▶ _Work instructions_
State, as one number, how many lines in these records hold "Transférer".

[Website and app data records]
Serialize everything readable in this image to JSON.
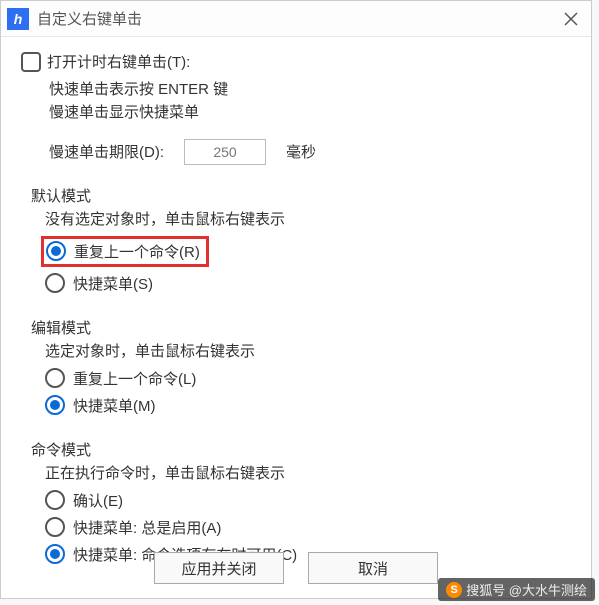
{
  "titlebar": {
    "title": "自定义右键单击"
  },
  "top": {
    "checkbox_label": "打开计时右键单击(T):",
    "line1": "快速单击表示按 ENTER 键",
    "line2": "慢速单击显示快捷菜单",
    "slow_label": "慢速单击期限(D):",
    "slow_value": "250",
    "slow_unit": "毫秒"
  },
  "default_mode": {
    "title": "默认模式",
    "desc": "没有选定对象时，单击鼠标右键表示",
    "opt1": "重复上一个命令(R)",
    "opt2": "快捷菜单(S)"
  },
  "edit_mode": {
    "title": "编辑模式",
    "desc": "选定对象时，单击鼠标右键表示",
    "opt1": "重复上一个命令(L)",
    "opt2": "快捷菜单(M)"
  },
  "cmd_mode": {
    "title": "命令模式",
    "desc": "正在执行命令时，单击鼠标右键表示",
    "opt1": "确认(E)",
    "opt2": "快捷菜单: 总是启用(A)",
    "opt3": "快捷菜单: 命令选项存在时可用(C)"
  },
  "buttons": {
    "apply": "应用并关闭",
    "cancel": "取消"
  },
  "watermark": "搜狐号 @大水牛测绘"
}
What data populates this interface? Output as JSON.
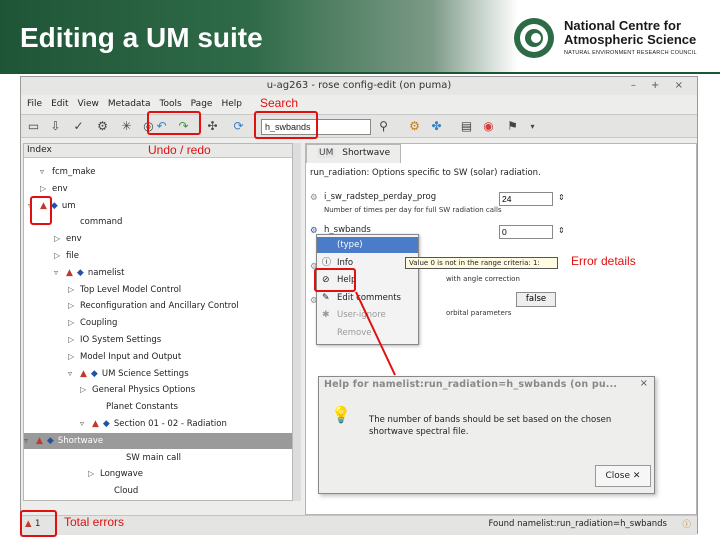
{
  "slide": {
    "title": "Editing a UM suite",
    "logo": {
      "line1": "National Centre for",
      "line2": "Atmospheric Science",
      "line3": "NATURAL ENVIRONMENT RESEARCH COUNCIL"
    }
  },
  "window": {
    "title": "u-ag263 - rose config-edit (on puma)",
    "controls": "– + ×",
    "menu": [
      "File",
      "Edit",
      "View",
      "Metadata",
      "Tools",
      "Page",
      "Help"
    ]
  },
  "toolbar": {
    "search_value": "h_swbands"
  },
  "tree": {
    "header": "Index",
    "rows": [
      {
        "label": "fcm_make",
        "expander": "▿",
        "warn": false,
        "mod": false,
        "selected": false
      },
      {
        "label": "env",
        "expander": "▷",
        "warn": false,
        "mod": false,
        "selected": false
      },
      {
        "label": "um",
        "expander": "▿",
        "warn": true,
        "mod": true,
        "selected": false
      },
      {
        "label": "command",
        "expander": "",
        "warn": false,
        "mod": false,
        "selected": false
      },
      {
        "label": "env",
        "expander": "▷",
        "warn": false,
        "mod": false,
        "selected": false
      },
      {
        "label": "file",
        "expander": "▷",
        "warn": false,
        "mod": false,
        "selected": false
      },
      {
        "label": "namelist",
        "expander": "▿",
        "warn": true,
        "mod": true,
        "selected": false
      },
      {
        "label": "Top Level Model Control",
        "expander": "▷",
        "warn": false,
        "mod": false,
        "selected": false
      },
      {
        "label": "Reconfiguration and Ancillary Control",
        "expander": "▷",
        "warn": false,
        "mod": false,
        "selected": false
      },
      {
        "label": "Coupling",
        "expander": "▷",
        "warn": false,
        "mod": false,
        "selected": false
      },
      {
        "label": "IO System Settings",
        "expander": "▷",
        "warn": false,
        "mod": false,
        "selected": false
      },
      {
        "label": "Model Input and Output",
        "expander": "▷",
        "warn": false,
        "mod": false,
        "selected": false
      },
      {
        "label": "UM Science Settings",
        "expander": "▿",
        "warn": true,
        "mod": true,
        "selected": false
      },
      {
        "label": "General Physics Options",
        "expander": "▷",
        "warn": false,
        "mod": false,
        "selected": false
      },
      {
        "label": "Planet Constants",
        "expander": "",
        "warn": false,
        "mod": false,
        "selected": false
      },
      {
        "label": "Section 01 - 02 - Radiation",
        "expander": "▿",
        "warn": true,
        "mod": true,
        "selected": false
      },
      {
        "label": "Shortwave",
        "expander": "▿",
        "warn": true,
        "mod": true,
        "selected": true
      },
      {
        "label": "SW main call",
        "expander": "",
        "warn": false,
        "mod": false,
        "selected": false
      },
      {
        "label": "Longwave",
        "expander": "▷",
        "warn": false,
        "mod": false,
        "selected": false
      },
      {
        "label": "Cloud",
        "expander": "",
        "warn": false,
        "mod": false,
        "selected": false
      }
    ]
  },
  "tab": {
    "badge": "UM",
    "label": "Shortwave"
  },
  "panel": {
    "section_desc": "run_radiation: Options specific to SW (solar) radiation.",
    "var1": {
      "name": "i_sw_radstep_perday_prog",
      "desc": "Number of times per day for full SW radiation calls",
      "value": "24"
    },
    "var2": {
      "name": "h_swbands",
      "value": "0"
    },
    "var3_clip": "with angle correction",
    "var4_clip": "orbital parameters",
    "toggle": "false"
  },
  "context_menu": {
    "items": [
      {
        "label": "(type)",
        "icon": "",
        "highlight": true,
        "disabled": false
      },
      {
        "label": "Info",
        "icon": "ⓘ",
        "highlight": false,
        "disabled": false
      },
      {
        "label": "Help",
        "icon": "⊘",
        "highlight": false,
        "disabled": false
      },
      {
        "label": "Edit comments",
        "icon": "✎",
        "highlight": false,
        "disabled": false
      },
      {
        "label": "User-ignore",
        "icon": "✱",
        "highlight": false,
        "disabled": true
      },
      {
        "label": "Remove",
        "icon": "",
        "highlight": false,
        "disabled": true
      }
    ]
  },
  "tooltip": {
    "text": "Value 0 is not in the range criteria: 1:"
  },
  "help_dialog": {
    "title": "Help for namelist:run_radiation=h_swbands (on pu...",
    "body": "The number of bands should be set based on the chosen shortwave spectral file.",
    "close_label": "Close"
  },
  "status": {
    "error_count": "1",
    "found": "Found namelist:run_radiation=h_swbands"
  },
  "annotations": {
    "search": "Search",
    "undo_redo": "Undo / redo",
    "error_details": "Error details",
    "total_errors": "Total errors"
  }
}
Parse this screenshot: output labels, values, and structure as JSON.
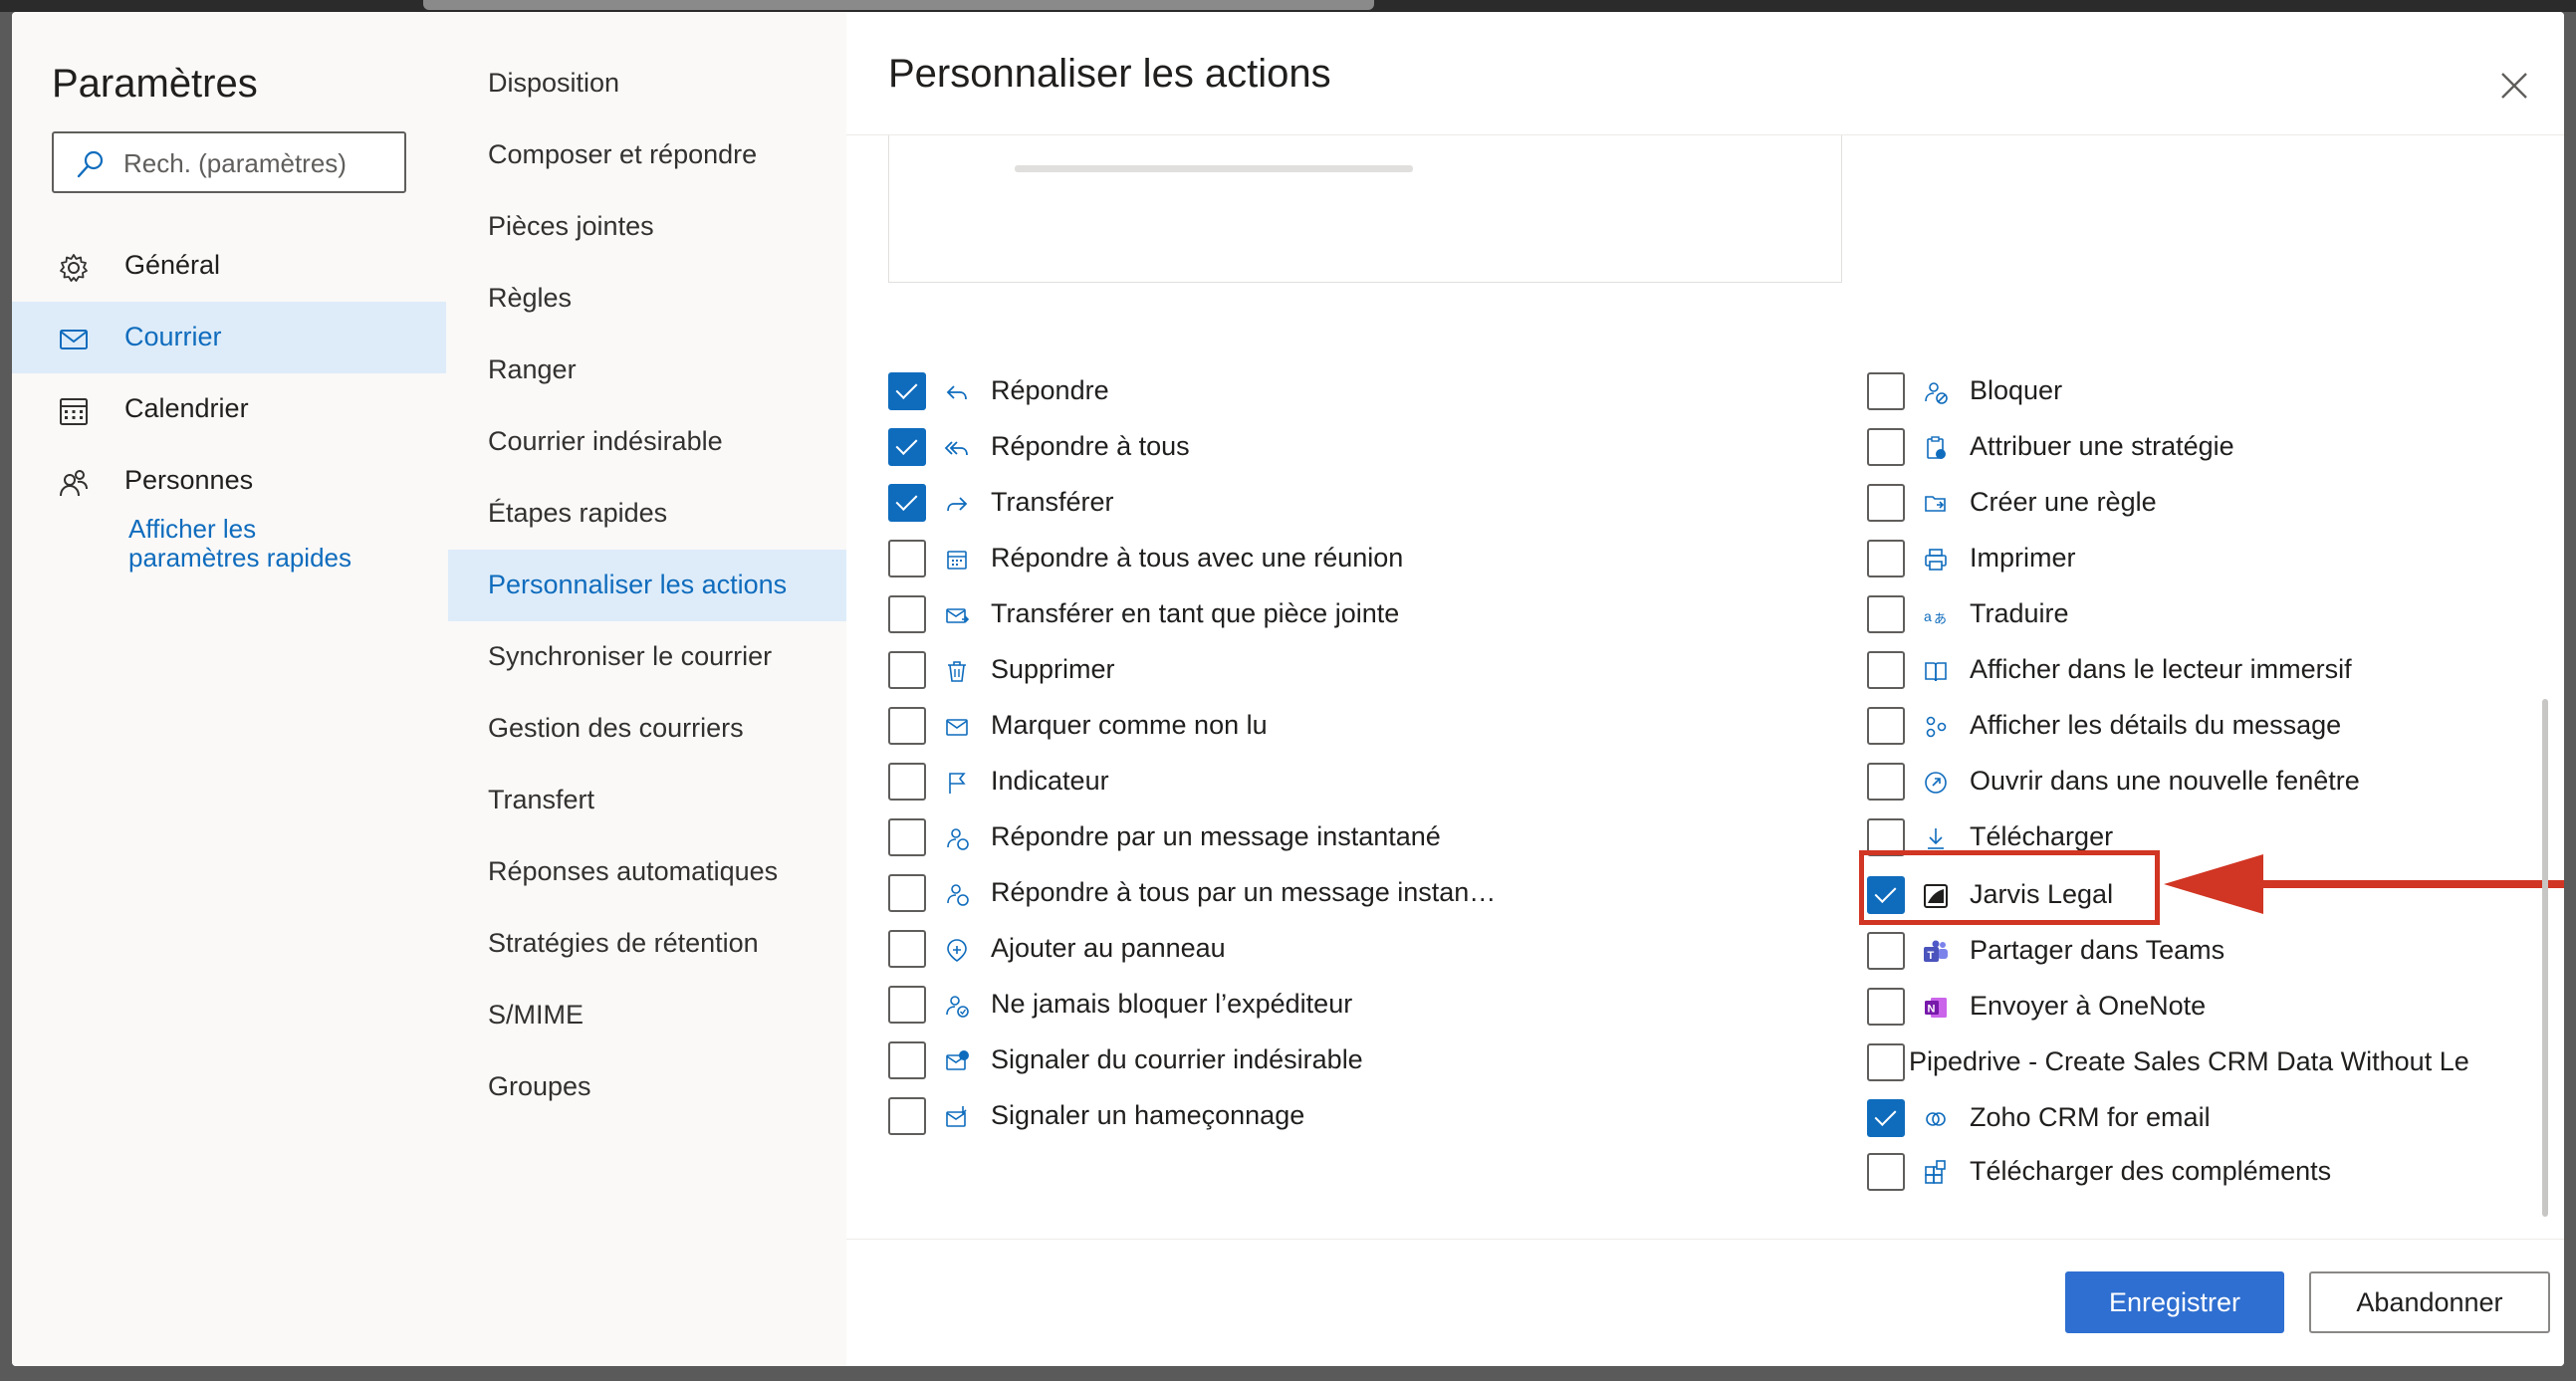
{
  "settings": {
    "title": "Paramètres",
    "search_placeholder": "Rech. (paramètres)",
    "nav": [
      {
        "label": "Général",
        "icon": "gear-icon"
      },
      {
        "label": "Courrier",
        "icon": "mail-icon",
        "active": true
      },
      {
        "label": "Calendrier",
        "icon": "calendar-icon"
      },
      {
        "label": "Personnes",
        "icon": "people-icon"
      }
    ],
    "quick_settings_link": "Afficher les paramètres rapides"
  },
  "mail_submenu": [
    "Disposition",
    "Composer et répondre",
    "Pièces jointes",
    "Règles",
    "Ranger",
    "Courrier indésirable",
    "Étapes rapides",
    "Personnaliser les actions",
    "Synchroniser le courrier",
    "Gestion des courriers",
    "Transfert",
    "Réponses automatiques",
    "Stratégies de rétention",
    "S/MIME",
    "Groupes"
  ],
  "active_submenu": "Personnaliser les actions",
  "panel": {
    "title": "Personnaliser les actions",
    "left_actions": [
      {
        "label": "Répondre",
        "checked": true,
        "icon": "reply-icon"
      },
      {
        "label": "Répondre à tous",
        "checked": true,
        "icon": "reply-all-icon"
      },
      {
        "label": "Transférer",
        "checked": true,
        "icon": "forward-icon"
      },
      {
        "label": "Répondre à tous avec une réunion",
        "checked": false,
        "icon": "meeting-icon"
      },
      {
        "label": "Transférer en tant que pièce jointe",
        "checked": false,
        "icon": "forward-attachment-icon"
      },
      {
        "label": "Supprimer",
        "checked": false,
        "icon": "trash-icon"
      },
      {
        "label": "Marquer comme non lu",
        "checked": false,
        "icon": "unread-mail-icon"
      },
      {
        "label": "Indicateur",
        "checked": false,
        "icon": "flag-icon"
      },
      {
        "label": "Répondre par un message instantané",
        "checked": false,
        "icon": "chat-reply-icon"
      },
      {
        "label": "Répondre à tous par un message instan…",
        "checked": false,
        "icon": "chat-reply-all-icon"
      },
      {
        "label": "Ajouter au panneau",
        "checked": false,
        "icon": "pin-icon"
      },
      {
        "label": "Ne jamais bloquer l’expéditeur",
        "checked": false,
        "icon": "safe-sender-icon"
      },
      {
        "label": "Signaler du courrier indésirable",
        "checked": false,
        "icon": "report-junk-icon"
      },
      {
        "label": "Signaler un hameçonnage",
        "checked": false,
        "icon": "report-phishing-icon"
      }
    ],
    "right_actions": [
      {
        "label": "Bloquer",
        "checked": false,
        "icon": "block-icon"
      },
      {
        "label": "Attribuer une stratégie",
        "checked": false,
        "icon": "policy-icon"
      },
      {
        "label": "Créer une règle",
        "checked": false,
        "icon": "rule-icon"
      },
      {
        "label": "Imprimer",
        "checked": false,
        "icon": "print-icon"
      },
      {
        "label": "Traduire",
        "checked": false,
        "icon": "translate-icon"
      },
      {
        "label": "Afficher dans le lecteur immersif",
        "checked": false,
        "icon": "immersive-reader-icon"
      },
      {
        "label": "Afficher les détails du message",
        "checked": false,
        "icon": "message-details-icon"
      },
      {
        "label": "Ouvrir dans une nouvelle fenêtre",
        "checked": false,
        "icon": "open-window-icon"
      },
      {
        "label": "Télécharger",
        "checked": false,
        "icon": "download-icon"
      },
      {
        "label": "Jarvis Legal",
        "checked": true,
        "icon": "jarvis-legal-icon"
      },
      {
        "label": "Partager dans Teams",
        "checked": false,
        "icon": "teams-icon"
      },
      {
        "label": "Envoyer à OneNote",
        "checked": false,
        "icon": "onenote-icon"
      },
      {
        "label": "Pipedrive - Create Sales CRM Data Without Le",
        "checked": false,
        "icon": ""
      },
      {
        "label": "Zoho CRM for email",
        "checked": true,
        "icon": "zoho-crm-icon"
      },
      {
        "label": "Télécharger des compléments",
        "checked": false,
        "icon": "add-ins-icon"
      }
    ],
    "save_label": "Enregistrer",
    "discard_label": "Abandonner"
  },
  "colors": {
    "accent": "#0f6cbd",
    "highlight": "#d13523",
    "primary_button": "#2f6fd1"
  }
}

▶ _Answer area_
2